• _Problem statement_: Exactly as they stand, the data below are to be printed again.

--- Input records ---

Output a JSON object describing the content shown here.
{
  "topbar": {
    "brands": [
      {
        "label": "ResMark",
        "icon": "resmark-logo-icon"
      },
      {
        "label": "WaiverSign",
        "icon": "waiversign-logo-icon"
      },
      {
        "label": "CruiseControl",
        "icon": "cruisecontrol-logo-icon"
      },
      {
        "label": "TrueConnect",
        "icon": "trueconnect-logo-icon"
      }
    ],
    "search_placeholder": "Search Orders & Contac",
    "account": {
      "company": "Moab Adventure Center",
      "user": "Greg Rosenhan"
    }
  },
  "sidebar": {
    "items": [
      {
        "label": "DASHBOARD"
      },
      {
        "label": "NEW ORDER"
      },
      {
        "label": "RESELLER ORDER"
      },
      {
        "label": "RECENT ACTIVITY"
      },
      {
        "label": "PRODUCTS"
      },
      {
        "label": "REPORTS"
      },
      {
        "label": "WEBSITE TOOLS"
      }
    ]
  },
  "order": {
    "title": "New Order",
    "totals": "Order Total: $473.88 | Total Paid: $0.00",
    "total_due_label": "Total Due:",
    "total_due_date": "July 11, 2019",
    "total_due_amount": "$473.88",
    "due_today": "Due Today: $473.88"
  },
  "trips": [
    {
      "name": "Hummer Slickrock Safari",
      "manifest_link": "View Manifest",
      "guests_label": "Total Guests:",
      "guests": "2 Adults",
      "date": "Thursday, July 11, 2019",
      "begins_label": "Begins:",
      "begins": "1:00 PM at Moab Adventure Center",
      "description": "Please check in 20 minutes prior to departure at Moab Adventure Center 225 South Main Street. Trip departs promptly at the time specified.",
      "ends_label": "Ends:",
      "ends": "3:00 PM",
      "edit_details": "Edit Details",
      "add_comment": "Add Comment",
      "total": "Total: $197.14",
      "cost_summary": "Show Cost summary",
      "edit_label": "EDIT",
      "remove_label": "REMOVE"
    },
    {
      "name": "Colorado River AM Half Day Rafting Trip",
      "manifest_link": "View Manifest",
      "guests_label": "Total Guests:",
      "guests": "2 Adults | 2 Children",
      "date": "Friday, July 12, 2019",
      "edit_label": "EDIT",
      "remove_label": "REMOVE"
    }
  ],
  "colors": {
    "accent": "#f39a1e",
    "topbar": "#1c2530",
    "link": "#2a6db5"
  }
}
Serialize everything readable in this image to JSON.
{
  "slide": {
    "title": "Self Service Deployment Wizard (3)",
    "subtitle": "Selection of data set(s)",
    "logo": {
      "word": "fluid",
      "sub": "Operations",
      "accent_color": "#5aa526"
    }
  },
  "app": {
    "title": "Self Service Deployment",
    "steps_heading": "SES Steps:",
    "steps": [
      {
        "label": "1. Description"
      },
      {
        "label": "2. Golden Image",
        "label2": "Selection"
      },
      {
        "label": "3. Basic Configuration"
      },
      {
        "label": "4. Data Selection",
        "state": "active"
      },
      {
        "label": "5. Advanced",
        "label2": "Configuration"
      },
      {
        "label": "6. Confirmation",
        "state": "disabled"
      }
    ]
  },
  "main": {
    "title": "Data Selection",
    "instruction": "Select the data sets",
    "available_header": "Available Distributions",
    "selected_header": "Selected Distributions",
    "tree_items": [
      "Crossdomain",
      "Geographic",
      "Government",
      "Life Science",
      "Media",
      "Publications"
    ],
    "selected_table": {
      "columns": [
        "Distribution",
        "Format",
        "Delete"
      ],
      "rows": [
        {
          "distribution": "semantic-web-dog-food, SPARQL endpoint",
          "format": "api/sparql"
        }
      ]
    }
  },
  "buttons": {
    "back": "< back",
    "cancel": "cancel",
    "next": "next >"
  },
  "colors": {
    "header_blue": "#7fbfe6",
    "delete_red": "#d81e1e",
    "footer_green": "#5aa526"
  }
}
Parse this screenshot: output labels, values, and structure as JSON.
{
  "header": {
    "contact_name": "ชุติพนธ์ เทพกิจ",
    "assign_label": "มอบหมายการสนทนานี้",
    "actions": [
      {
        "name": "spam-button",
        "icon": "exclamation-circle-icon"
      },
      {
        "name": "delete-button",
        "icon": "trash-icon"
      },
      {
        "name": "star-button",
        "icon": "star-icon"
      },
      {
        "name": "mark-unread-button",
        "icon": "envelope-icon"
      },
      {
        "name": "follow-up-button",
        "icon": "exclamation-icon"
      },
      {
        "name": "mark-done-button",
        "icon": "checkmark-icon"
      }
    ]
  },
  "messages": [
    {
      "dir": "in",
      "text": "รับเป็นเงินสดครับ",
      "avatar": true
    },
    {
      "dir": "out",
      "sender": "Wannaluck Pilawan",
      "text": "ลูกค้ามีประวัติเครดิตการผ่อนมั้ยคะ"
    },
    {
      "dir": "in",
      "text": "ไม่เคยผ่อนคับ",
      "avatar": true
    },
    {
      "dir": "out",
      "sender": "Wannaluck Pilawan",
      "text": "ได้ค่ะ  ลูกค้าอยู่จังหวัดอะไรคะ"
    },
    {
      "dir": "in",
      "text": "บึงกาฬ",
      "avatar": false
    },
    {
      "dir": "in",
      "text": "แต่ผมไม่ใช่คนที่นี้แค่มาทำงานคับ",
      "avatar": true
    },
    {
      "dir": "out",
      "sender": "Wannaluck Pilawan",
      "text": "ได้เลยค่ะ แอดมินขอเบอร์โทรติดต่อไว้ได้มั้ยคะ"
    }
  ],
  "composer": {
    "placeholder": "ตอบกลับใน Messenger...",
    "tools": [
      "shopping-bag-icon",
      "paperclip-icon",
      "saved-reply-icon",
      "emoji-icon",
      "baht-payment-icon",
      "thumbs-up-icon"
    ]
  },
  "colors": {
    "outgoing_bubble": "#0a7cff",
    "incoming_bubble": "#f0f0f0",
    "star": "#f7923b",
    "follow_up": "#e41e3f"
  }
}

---

• _Response for this exercise_:
Output a JSON object describing the content shown here.
{
  "topbar": {
    "brands": [
      {
        "label": "ResMark",
        "icon": "resmark-logo-icon"
      },
      {
        "label": "WaiverSign",
        "icon": "waiversign-logo-icon"
      },
      {
        "label": "CruiseControl",
        "icon": "cruisecontrol-logo-icon"
      },
      {
        "label": "TrueConnect",
        "icon": "trueconnect-logo-icon"
      }
    ],
    "search_placeholder": "Search Orders & Contac",
    "account": {
      "company": "Moab Adventure Center",
      "user": "Greg Rosenhan"
    }
  },
  "sidebar": {
    "items": [
      {
        "label": "DASHBOARD"
      },
      {
        "label": "NEW ORDER"
      },
      {
        "label": "RESELLER ORDER"
      },
      {
        "label": "RECENT ACTIVITY"
      },
      {
        "label": "PRODUCTS"
      },
      {
        "label": "REPORTS"
      },
      {
        "label": "WEBSITE TOOLS"
      }
    ]
  },
  "order": {
    "title": "New Order",
    "totals": "Order Total: $473.88 | Total Paid: $0.00",
    "total_due_label": "Total Due:",
    "total_due_date": "July 11, 2019",
    "total_due_amount": "$473.88",
    "due_today": "Due Today: $473.88"
  },
  "trips": [
    {
      "name": "Hummer Slickrock Safari",
      "manifest_link": "View Manifest",
      "guests_label": "Total Guests:",
      "guests": "2 Adults",
      "date": "Thursday, July 11, 2019",
      "begins_label": "Begins:",
      "begins": "1:00 PM at Moab Adventure Center",
      "description": "Please check in 20 minutes prior to departure at Moab Adventure Center 225 South Main Street. Trip departs promptly at the time specified.",
      "ends_label": "Ends:",
      "ends": "3:00 PM",
      "edit_details": "Edit Details",
      "add_comment": "Add Comment",
      "total": "Total: $197.14",
      "cost_summary": "Show Cost summary",
      "edit_label": "EDIT",
      "remove_label": "REMOVE"
    },
    {
      "name": "Colorado River AM Half Day Rafting Trip",
      "manifest_link": "View Manifest",
      "guests_label": "Total Guests:",
      "guests": "2 Adults | 2 Children",
      "date": "Friday, July 12, 2019",
      "edit_label": "EDIT",
      "remove_label": "REMOVE"
    }
  ],
  "colors": {
    "accent": "#f39a1e",
    "topbar": "#1c2530",
    "link": "#2a6db5"
  }
}
Serialize everything readable in this image to JSON.
{
  "slide": {
    "title": "Self Service Deployment Wizard (3)",
    "subtitle": "Selection of data set(s)",
    "logo": {
      "word": "fluid",
      "sub": "Operations",
      "accent_color": "#5aa526"
    }
  },
  "app": {
    "title": "Self Service Deployment",
    "steps_heading": "SES Steps:",
    "steps": [
      {
        "label": "1. Description"
      },
      {
        "label": "2. Golden Image",
        "label2": "Selection"
      },
      {
        "label": "3. Basic Configuration"
      },
      {
        "label": "4. Data Selection",
        "state": "active"
      },
      {
        "label": "5. Advanced",
        "label2": "Configuration"
      },
      {
        "label": "6. Confirmation",
        "state": "disabled"
      }
    ]
  },
  "main": {
    "title": "Data Selection",
    "instruction": "Select the data sets",
    "available_header": "Available Distributions",
    "selected_header": "Selected Distributions",
    "tree_items": [
      "Crossdomain",
      "Geographic",
      "Government",
      "Life Science",
      "Media",
      "Publications"
    ],
    "selected_table": {
      "columns": [
        "Distribution",
        "Format",
        "Delete"
      ],
      "rows": [
        {
          "distribution": "semantic-web-dog-food, SPARQL endpoint",
          "format": "api/sparql"
        }
      ]
    }
  },
  "buttons": {
    "back": "< back",
    "cancel": "cancel",
    "next": "next >"
  },
  "colors": {
    "header_blue": "#7fbfe6",
    "delete_red": "#d81e1e",
    "footer_green": "#5aa526"
  }
}
Parse this screenshot: output labels, values, and structure as JSON.
{
  "header": {
    "contact_name": "ชุติพนธ์ เทพกิจ",
    "assign_label": "มอบหมายการสนทนานี้",
    "actions": [
      {
        "name": "spam-button",
        "icon": "exclamation-circle-icon"
      },
      {
        "name": "delete-button",
        "icon": "trash-icon"
      },
      {
        "name": "star-button",
        "icon": "star-icon"
      },
      {
        "name": "mark-unread-button",
        "icon": "envelope-icon"
      },
      {
        "name": "follow-up-button",
        "icon": "exclamation-icon"
      },
      {
        "name": "mark-done-button",
        "icon": "checkmark-icon"
      }
    ]
  },
  "messages": [
    {
      "dir": "in",
      "text": "รับเป็นเงินสดครับ",
      "avatar": true
    },
    {
      "dir": "out",
      "sender": "Wannaluck Pilawan",
      "text": "ลูกค้ามีประวัติเครดิตการผ่อนมั้ยคะ"
    },
    {
      "dir": "in",
      "text": "ไม่เคยผ่อนคับ",
      "avatar": true
    },
    {
      "dir": "out",
      "sender": "Wannaluck Pilawan",
      "text": "ได้ค่ะ  ลูกค้าอยู่จังหวัดอะไรคะ"
    },
    {
      "dir": "in",
      "text": "บึงกาฬ",
      "avatar": false
    },
    {
      "dir": "in",
      "text": "แต่ผมไม่ใช่คนที่นี้แค่มาทำงานคับ",
      "avatar": true
    },
    {
      "dir": "out",
      "sender": "Wannaluck Pilawan",
      "text": "ได้เลยค่ะ แอดมินขอเบอร์โทรติดต่อไว้ได้มั้ยคะ"
    }
  ],
  "composer": {
    "placeholder": "ตอบกลับใน Messenger...",
    "tools": [
      "shopping-bag-icon",
      "paperclip-icon",
      "saved-reply-icon",
      "emoji-icon",
      "baht-payment-icon",
      "thumbs-up-icon"
    ]
  },
  "colors": {
    "outgoing_bubble": "#0a7cff",
    "incoming_bubble": "#f0f0f0",
    "star": "#f7923b",
    "follow_up": "#e41e3f"
  }
}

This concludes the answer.